Consider that 40 percent of the advanced science and engineering degrees granted in the US go to foreign-born students. There are endless discussions about “stapling” green cards to those degrees. It truly is a tragedy when these students are forced to return home—for our tax base, our economy, our diversity, our technological and military edge, and for that individual. But while that debate continues, why not offer a paid stapler? As a college dropout, I would argue that many talented entrepreneurs are more likely to save for and buy a green card anyway rather than stick it out for an advanced degree.
Are you grossed out by the idea of selling residency? The potential buyers certainly won’t thank you for your “generosity” in making it free, but impossible, to get a green card by current methods. And given that the Senate recently passed a bill to raise what I estimate could be over $60 million from a fee on an annual green card lottery, do we really think being in the business of selling raffle tickets is somehow more legit than selling the prize itself?
Don’t think $100,000 is enough to compensate the American public for the potential risk to wages and welfare programs posed by this proposal? Don’t think 50 is young enough to prevent Medicare immigration? Feel free to propose a different amount or a different age. We can keep our current alphabet soup, but there should be some reasonable price at which we are willing to sell green cards on an unlimited basis to non-elderly adults as an alternate path to all the regulatory mumbo jumbo that surrounds H1Bs and EB-5s and O-1s.
Just 100,000 new residents per year at $100,000 each would generate $10 billion for the public treasury. That would be quite a meaningful contribution to our country, not including the likely economic growth and increased tax revenues from adding these new workers. People capable of saving up $100,000 to invest in a green card are likely to be productive.

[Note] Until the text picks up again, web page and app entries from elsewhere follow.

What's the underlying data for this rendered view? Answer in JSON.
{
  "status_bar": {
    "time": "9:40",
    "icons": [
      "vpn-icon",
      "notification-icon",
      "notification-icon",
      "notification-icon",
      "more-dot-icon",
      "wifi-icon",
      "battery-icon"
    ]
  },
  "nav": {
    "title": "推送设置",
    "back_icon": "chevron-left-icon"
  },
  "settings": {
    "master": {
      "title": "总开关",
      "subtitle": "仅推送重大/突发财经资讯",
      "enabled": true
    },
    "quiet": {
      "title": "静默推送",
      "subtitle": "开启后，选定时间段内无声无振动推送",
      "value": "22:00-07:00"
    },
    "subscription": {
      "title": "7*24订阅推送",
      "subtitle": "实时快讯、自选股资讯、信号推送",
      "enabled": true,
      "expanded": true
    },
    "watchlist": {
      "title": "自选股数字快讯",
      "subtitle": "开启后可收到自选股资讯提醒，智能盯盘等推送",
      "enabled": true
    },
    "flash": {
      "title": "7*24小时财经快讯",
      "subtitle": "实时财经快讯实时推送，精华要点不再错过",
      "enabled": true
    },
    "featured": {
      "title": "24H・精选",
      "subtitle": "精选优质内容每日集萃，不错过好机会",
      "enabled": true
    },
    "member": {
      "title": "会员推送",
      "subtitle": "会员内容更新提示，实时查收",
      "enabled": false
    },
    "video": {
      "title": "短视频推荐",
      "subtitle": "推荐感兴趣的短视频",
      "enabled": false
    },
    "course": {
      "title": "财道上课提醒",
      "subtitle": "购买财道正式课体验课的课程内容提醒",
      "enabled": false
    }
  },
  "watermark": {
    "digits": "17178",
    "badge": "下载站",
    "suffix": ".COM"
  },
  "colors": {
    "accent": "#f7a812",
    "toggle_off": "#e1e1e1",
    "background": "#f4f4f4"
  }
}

Immigrants make American society and American businesses stronger. For those that can also help pay down our debts on their way in, what is our excuse for denying them the American dream?
Photo credit: Shawn Honnick